BENGALURU (Reuters) - Analysts and traders have slashed their gold price forecasts, with many believing a return to last year’s record highs is unlikely as economic recovery tarnishes the safe-haven metal’s appeal, a Reuters poll showed on Tuesday.

FILE PHOTO: A worker places gold bullion on display at Hatton Garden Metals precious metal dealers in London, Britain July 21, 2015. REUTERS/Neil Hall

Spot gold has fallen to around $1,775 an ounce from an all-time high of $2,072.50 last August, when the COVID-19 pandemic upended economies and forced central banks to pump money into markets and cut interest rates.

Gold and silver prices

Returns on government bonds, an asset class that competes with gold, plunged last year, but U.S. Treasury yields have rebounded, fuelling talk of sooner-than-expected central bank tightening that would hurt bullion.

The poll of 42 analysts and traders returned a median forecast for gold of $1,784 an ounce for 2021 and $1,743 for 2022 - sharp downgrades from projections of $1,925 and $1,908 respectively in a similar poll three months ago.

“Most of the drivers (of the rally) are fading,” said Societe Generale analyst Florent Pele.

Analysts said, however, that interest in gold could be rekindled by events such as a weakening of the U.S. dollar, an inflation surge, falling stock markets or a wave of coronavirus infections big enough to derail economic growth.

They also said a revival in gold demand in Asia from a slump earlier in the pandemic would prevent prices from falling too far.

Gold versus real yields

The poll forecast silver would average $25.75 an ounce this year - down from a forecast of $25.86 in the previous survey - and $25 for 2022.

Most respondents said silver would outperform gold this year thanks to robust industrial consumption. Large quantities of silver are used in industries such as electronics and solar panels.

“Given silver’s use in renewables ... longer-term investor interest is likely to remain supportive of prices, particularly as industrial demand firms,” said Standard Chartered analyst Suki Cooper.

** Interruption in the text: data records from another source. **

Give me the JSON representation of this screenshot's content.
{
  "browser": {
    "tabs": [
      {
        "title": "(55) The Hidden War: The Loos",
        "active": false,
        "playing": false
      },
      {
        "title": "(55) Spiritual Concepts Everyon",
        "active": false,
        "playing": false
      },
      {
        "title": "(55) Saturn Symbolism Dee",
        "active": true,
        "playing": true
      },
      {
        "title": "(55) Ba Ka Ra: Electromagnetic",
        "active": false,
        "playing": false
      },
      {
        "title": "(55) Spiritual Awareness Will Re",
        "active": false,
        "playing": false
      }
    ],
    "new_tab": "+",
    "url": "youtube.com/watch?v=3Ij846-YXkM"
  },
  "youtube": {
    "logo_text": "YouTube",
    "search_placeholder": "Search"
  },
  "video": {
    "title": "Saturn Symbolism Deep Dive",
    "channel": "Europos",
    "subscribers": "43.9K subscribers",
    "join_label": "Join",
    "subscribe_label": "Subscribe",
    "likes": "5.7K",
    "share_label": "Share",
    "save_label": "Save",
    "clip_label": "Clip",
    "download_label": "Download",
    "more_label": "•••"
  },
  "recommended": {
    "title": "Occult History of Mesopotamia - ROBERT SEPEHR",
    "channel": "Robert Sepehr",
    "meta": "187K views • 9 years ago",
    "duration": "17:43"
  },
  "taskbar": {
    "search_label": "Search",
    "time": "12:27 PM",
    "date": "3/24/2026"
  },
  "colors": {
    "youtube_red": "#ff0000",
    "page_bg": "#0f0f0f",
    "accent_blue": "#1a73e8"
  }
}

Reporting by Sumita Layek in Bengaluru. Editing by Peter Hobson and Mark Potter